MATTER NO. IRC 101 OF 2007


KANYENDA……………………….……………………… ……………...APPLICANT



CORAM: R. Zibelu Banda (Ms); Chairperson
Kanyenda of Counsel for the Applicant
Bandawe of Counsel for the Respondent
Chinkudzu; Official Interpreter


Severance allowance-Qualifications-Disqualifications-Whether retired employees are disqualified from receiving severance allowance


The applicant was employed by the respondent bank for number years not in dispute. The applicant then reached retirement age and his retirement package was calculated and made available to him. The applicant was not paid severance allowance because the respondent was of the view that severance allowance was not payable to employees whose services were terminated through reaching retirement age. The applicant took up this action to enforce his right to severance allowance.

The Law

Severance allowance is provided for under section 35 of the Employment Act 2000. It provides that on termination of contract, by mutual agreement with the employer or unilaterally by the employer, an employee shall be entitled to be paid by the employer, at the time of termination, a severance allowance to be calculated in accordance with the First Schedule.

In section 35 (6) the Act provides exceptions to payment of severance allowance. The exceptions include persons whose contracts are terminated fairly for a misconduct, those serving probationary period, those who unreasonably refuses an offer of re-employment, those employed by a partnership and the termination results from the dissolution of the partnership, those employed by a personal employer whose termination is terminated by death of that employer and is re-employment by the deceased’s representative or refuses such employment.

The above are situations under which severance allowance is not payable. It was held in Japan International Co-operation Agency v Jere [Civil Appeal Number 25/2002 (unreported)] HC that; if age of the employee was going to be a material factor, it could have been covered under section 35(6) of the Act. In this instant matter, this court is of the same view that if retired age was a material factor in excluding employees from receiving severance allowance it would have been covered. In fact, the issue in Jere hinged on retirement age and the court further held that:

It should have been expressly provided that section 35(1) shall not apply where the employee reaches retirement age or retires. The exclusion of this aspect was intentionally done by Parliament to enable a long serving obedient employee to pocket severance allowance whether with pension or not.

This legal position was followed in subsequent cases including in the matter of Bakasi v Sugar Corporation of Malawi [Civil Cause Number 559/2004 (unreported)] where the court held that:

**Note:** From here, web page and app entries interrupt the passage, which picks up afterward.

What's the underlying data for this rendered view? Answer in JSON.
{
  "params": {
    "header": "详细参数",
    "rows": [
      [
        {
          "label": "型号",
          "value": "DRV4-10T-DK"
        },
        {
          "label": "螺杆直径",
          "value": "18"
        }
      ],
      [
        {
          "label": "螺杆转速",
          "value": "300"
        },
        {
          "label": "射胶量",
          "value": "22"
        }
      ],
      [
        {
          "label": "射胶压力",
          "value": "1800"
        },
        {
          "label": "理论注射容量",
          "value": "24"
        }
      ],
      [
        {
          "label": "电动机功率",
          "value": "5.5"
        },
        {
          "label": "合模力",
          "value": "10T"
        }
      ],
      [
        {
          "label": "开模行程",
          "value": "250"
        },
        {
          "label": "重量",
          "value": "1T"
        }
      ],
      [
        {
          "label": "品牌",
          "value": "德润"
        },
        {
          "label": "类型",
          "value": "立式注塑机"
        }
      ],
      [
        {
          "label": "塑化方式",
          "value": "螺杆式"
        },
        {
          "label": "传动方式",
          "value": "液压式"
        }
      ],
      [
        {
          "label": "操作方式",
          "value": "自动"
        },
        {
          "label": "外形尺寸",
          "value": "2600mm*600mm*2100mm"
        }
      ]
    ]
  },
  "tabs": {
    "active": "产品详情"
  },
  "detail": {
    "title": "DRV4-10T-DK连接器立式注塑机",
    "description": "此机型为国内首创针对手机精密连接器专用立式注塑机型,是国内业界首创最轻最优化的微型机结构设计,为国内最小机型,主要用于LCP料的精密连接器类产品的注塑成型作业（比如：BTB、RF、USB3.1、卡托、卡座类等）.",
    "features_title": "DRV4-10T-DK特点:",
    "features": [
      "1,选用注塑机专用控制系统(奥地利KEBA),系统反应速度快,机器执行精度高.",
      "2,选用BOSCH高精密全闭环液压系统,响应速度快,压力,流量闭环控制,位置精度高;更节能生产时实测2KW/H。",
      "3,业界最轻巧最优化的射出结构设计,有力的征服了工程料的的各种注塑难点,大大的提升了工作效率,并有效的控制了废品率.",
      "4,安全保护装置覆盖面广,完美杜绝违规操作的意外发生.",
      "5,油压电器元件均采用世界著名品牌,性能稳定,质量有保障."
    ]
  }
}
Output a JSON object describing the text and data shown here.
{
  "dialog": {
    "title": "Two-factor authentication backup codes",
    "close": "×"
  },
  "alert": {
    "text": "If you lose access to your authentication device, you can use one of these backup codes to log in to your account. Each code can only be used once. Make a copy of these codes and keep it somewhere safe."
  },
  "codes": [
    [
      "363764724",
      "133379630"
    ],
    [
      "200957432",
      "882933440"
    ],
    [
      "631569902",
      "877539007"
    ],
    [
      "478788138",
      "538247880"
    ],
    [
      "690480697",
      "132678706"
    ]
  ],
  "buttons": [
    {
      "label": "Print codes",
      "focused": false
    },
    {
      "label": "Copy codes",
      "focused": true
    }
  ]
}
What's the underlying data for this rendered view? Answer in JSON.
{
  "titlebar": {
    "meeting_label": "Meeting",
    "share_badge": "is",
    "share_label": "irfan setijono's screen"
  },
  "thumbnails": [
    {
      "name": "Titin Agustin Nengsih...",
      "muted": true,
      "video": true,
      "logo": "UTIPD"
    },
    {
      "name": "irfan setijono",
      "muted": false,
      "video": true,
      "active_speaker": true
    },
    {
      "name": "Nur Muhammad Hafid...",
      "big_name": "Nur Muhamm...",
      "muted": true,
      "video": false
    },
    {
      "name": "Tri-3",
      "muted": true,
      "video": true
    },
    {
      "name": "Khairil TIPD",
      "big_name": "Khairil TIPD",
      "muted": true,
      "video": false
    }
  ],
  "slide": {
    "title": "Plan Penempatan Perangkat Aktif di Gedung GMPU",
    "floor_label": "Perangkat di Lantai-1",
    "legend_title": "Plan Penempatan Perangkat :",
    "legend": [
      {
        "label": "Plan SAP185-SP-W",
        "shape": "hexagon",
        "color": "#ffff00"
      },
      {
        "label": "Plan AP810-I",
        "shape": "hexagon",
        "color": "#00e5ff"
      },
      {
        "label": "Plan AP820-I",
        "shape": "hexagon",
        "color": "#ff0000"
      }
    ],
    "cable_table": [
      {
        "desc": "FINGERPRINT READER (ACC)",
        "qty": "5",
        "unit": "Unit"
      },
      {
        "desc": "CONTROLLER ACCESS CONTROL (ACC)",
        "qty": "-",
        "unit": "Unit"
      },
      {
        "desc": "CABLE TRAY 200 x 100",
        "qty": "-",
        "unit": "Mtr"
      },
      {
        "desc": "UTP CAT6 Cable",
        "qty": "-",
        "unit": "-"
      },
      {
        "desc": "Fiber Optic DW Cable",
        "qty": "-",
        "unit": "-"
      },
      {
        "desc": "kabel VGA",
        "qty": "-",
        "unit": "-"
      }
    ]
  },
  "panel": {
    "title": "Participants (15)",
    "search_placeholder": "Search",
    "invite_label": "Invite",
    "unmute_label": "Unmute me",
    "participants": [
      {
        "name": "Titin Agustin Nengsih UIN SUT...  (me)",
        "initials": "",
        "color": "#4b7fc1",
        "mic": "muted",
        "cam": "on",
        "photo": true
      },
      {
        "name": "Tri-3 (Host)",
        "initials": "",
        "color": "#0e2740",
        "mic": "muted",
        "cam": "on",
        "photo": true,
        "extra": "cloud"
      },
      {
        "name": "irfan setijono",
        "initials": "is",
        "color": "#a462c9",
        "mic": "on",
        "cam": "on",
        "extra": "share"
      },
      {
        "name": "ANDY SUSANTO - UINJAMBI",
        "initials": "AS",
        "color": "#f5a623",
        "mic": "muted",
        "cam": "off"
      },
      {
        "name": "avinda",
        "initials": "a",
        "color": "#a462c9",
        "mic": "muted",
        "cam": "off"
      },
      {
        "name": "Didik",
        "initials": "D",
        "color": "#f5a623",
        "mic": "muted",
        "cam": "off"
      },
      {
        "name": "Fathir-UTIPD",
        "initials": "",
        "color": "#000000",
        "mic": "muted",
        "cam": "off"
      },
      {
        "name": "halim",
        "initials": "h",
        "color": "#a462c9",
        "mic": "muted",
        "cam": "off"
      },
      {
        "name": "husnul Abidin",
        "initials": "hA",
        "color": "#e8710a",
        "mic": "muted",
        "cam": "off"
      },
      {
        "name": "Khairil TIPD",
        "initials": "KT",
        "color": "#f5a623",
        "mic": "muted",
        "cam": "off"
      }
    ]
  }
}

Contracts with provisions on retirement age have never been classified before as fixed contracts. If the law wanted them henceforth to be known it would have classified them thus in very clear manner. By virtue of a mutually agreed term on retirement, severance allowance was due.

Bakasi is promulgating the fact that termination of contract on basis of reaching retirement age is a mutual termination. Parties mutually agree on a manner of termination just like they would agree on notice provisions. In this sense they agree that the employment would be terminated on reaching a certain age or working for a specified period of time but not in the sense of contract fixed by time.


Therefore because parties mutually agreed on the term of termination especially in this regard that termination would occur upon reaching a specified retirement age, severance allowance is payable under section 35(1) of the Employment Act. The court so finds.


Any party aggrieved by this decision is at liberty to appeal to the High Court within 30 days of this ruling.

Pronounced this 4th day of June 2007 at Blantyre.

Rachel Zibelu Banda